Opening Hours: Please check before visiting as public access may be restricted.
Regular opening hours are February to November: Daily 9.30am to 5pm. December/January: Daily 9.30am to 4pm.
Note: Last admission 30 minutes before closing. Admission charges apply.
Nearby Magheracross Viewing Point and picnic area is an excellent spot to stop and take in the stunning, coastal scenery, often missed when travelling by car along the coast road.
A Dunluce Castle app for iPhone and android devices is available free of charge from the App Store and Google Play.
The iconic ruin of Dunluce Castle bears witness to a long and tumultuous history.

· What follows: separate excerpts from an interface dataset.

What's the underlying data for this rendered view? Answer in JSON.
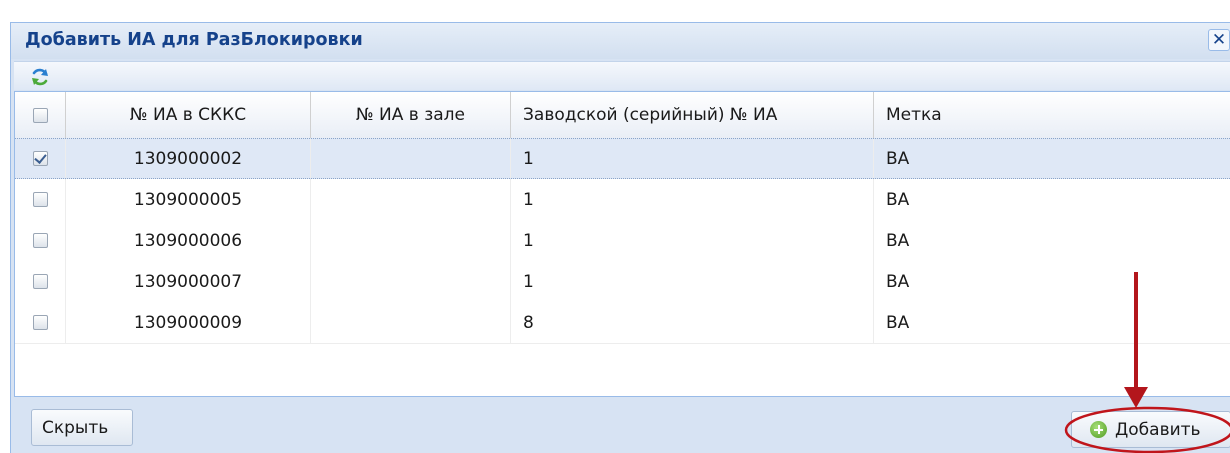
{
  "dialog": {
    "title": "Добавить ИА для РазБлокировки",
    "close_label": "✕"
  },
  "toolbar": {
    "refresh_icon": "refresh-icon"
  },
  "grid": {
    "columns": [
      "",
      "№ ИА в СККС",
      "№ ИА в зале",
      "Заводской (серийный) № ИА",
      "Метка"
    ],
    "rows": [
      {
        "selected": true,
        "sccs": "1309000002",
        "hall": "",
        "serial": "1",
        "mark": "ВА"
      },
      {
        "selected": false,
        "sccs": "1309000005",
        "hall": "",
        "serial": "1",
        "mark": "ВА"
      },
      {
        "selected": false,
        "sccs": "1309000006",
        "hall": "",
        "serial": "1",
        "mark": "ВА"
      },
      {
        "selected": false,
        "sccs": "1309000007",
        "hall": "",
        "serial": "1",
        "mark": "ВА"
      },
      {
        "selected": false,
        "sccs": "1309000009",
        "hall": "",
        "serial": "8",
        "mark": "ВА"
      }
    ]
  },
  "footer": {
    "hide_label": "Скрыть",
    "add_label": "Добавить"
  },
  "colors": {
    "title": "#15428b",
    "annotation": "#c0151b",
    "selected_row": "#dfe8f6"
  }
}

First built on the dramatic coastal cliffs of north County Antrim by the MacQuillan family around 1500, the earliest written record of the castle was in 1513.
It was seized by the ambitious MacDonnell clan in the 1550s, who set about stamping their mark on the castle under the leadership of the famous warrior chieftain Sorely Boy MacDonnell during an era of violence, intrigue and rebellion. In the 17th century Dunluce was the seat of the earls of Antrim and saw the establishment of a small town in 1608. Visitors can explore the findings of archaeological digs within the cobbled streets and stone merchants’ houses of the long-abandoned Dunluce Town.
The dramatic history of Dunluce is matched by tales of a banshee and how the castle kitchens fell into the sea one stormy night in 1639.